# The input
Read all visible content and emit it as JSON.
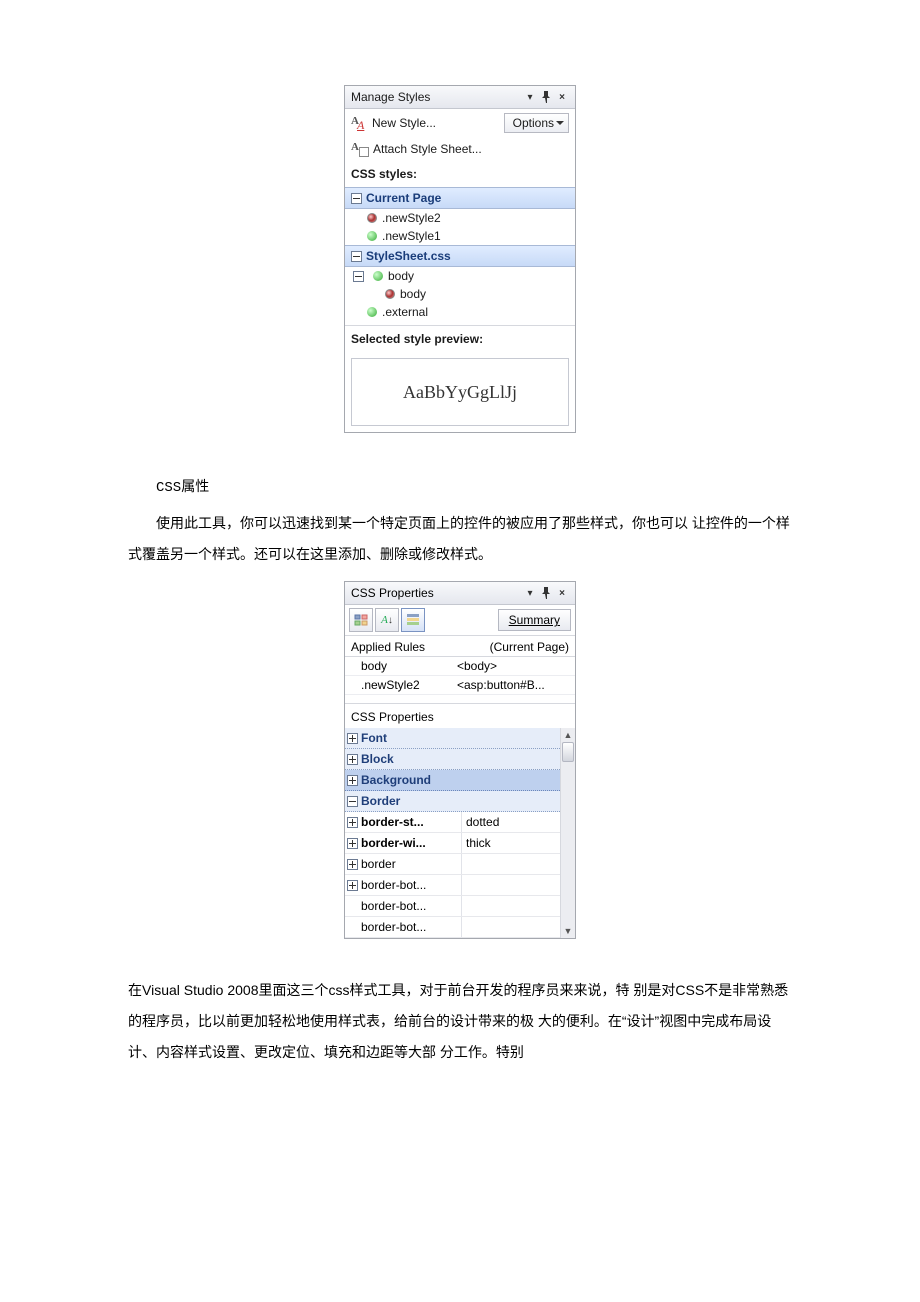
{
  "manageStyles": {
    "title": "Manage Styles",
    "newStyle": "New Style...",
    "options": "Options",
    "attach": "Attach Style Sheet...",
    "cssStylesLabel": "CSS styles:",
    "groups": [
      {
        "title": "Current Page",
        "items": [
          {
            "text": ".newStyle2",
            "kind": "selected"
          },
          {
            "text": ".newStyle1",
            "kind": "green"
          }
        ]
      },
      {
        "title": "StyleSheet.css",
        "items": [
          {
            "text": "body",
            "kind": "green",
            "hasChild": true
          },
          {
            "text": "body",
            "kind": "selected",
            "sub": true
          },
          {
            "text": ".external",
            "kind": "green"
          }
        ]
      }
    ],
    "previewLabel": "Selected style preview:",
    "previewText": "AaBbYyGgLlJj"
  },
  "prose": {
    "heading": "CSS属性",
    "p1": "使用此工具，你可以迅速找到某一个特定页面上的控件的被应用了那些样式，你也可以 让控件的一个样式覆盖另一个样式。还可以在这里添加、删除或修改样式。"
  },
  "cssProps": {
    "title": "CSS Properties",
    "summary": "Summary",
    "appliedRules": "Applied Rules",
    "currentPage": "(Current Page)",
    "rules": [
      {
        "sel": "body",
        "elem": "<body>"
      },
      {
        "sel": ".newStyle2",
        "elem": "<asp:button#B..."
      }
    ],
    "subLabel": "CSS Properties",
    "cats": [
      {
        "name": "Font",
        "exp": "plus"
      },
      {
        "name": "Block",
        "exp": "plus"
      },
      {
        "name": "Background",
        "exp": "plus",
        "sel": true
      },
      {
        "name": "Border",
        "exp": "minus"
      }
    ],
    "props": [
      {
        "n": "border-st...",
        "v": "dotted",
        "exp": "plus",
        "bold": true
      },
      {
        "n": "border-wi...",
        "v": "thick",
        "exp": "plus",
        "bold": true
      },
      {
        "n": "border",
        "v": "",
        "exp": "plus"
      },
      {
        "n": "border-bot...",
        "v": "",
        "exp": "plus"
      },
      {
        "n": "border-bot...",
        "v": ""
      },
      {
        "n": "border-bot...",
        "v": ""
      }
    ]
  },
  "prose2": {
    "p": "在Visual Studio 2008里面这三个css样式工具，对于前台开发的程序员来来说，特 别是对CSS不是非常熟悉的程序员，比以前更加轻松地使用样式表，给前台的设计带来的极 大的便利。在“设计”视图中完成布局设计、内容样式设置、更改定位、填充和边距等大部 分工作。特别"
  }
}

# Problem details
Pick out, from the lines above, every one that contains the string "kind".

# Expected output
            "kind": "selected"
            "kind": "green"
            "kind": "green",
            "kind": "selected",
            "kind": "green"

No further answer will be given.